▶ Activity: Copy every line from the data below in which the string "LEECHPHD" can be found.

▶ Dataset records:
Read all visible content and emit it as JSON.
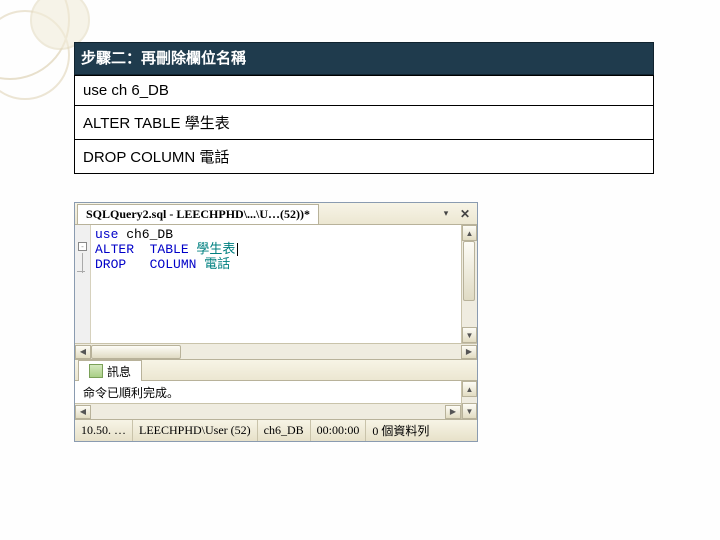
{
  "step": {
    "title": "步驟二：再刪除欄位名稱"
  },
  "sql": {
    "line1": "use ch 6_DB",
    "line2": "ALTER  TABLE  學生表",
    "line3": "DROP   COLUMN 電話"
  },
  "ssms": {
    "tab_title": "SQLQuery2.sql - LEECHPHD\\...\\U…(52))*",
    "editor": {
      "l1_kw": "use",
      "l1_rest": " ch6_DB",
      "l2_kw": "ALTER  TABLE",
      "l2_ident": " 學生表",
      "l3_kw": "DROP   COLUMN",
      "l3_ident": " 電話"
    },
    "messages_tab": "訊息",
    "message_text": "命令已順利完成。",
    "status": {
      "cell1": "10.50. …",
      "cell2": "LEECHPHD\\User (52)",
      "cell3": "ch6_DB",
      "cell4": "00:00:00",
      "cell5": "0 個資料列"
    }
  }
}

▶ Task result:
    "tab_title": "SQLQuery2.sql - LEECHPHD\\...\\U…(52))*",
      "cell2": "LEECHPHD\\User (52)",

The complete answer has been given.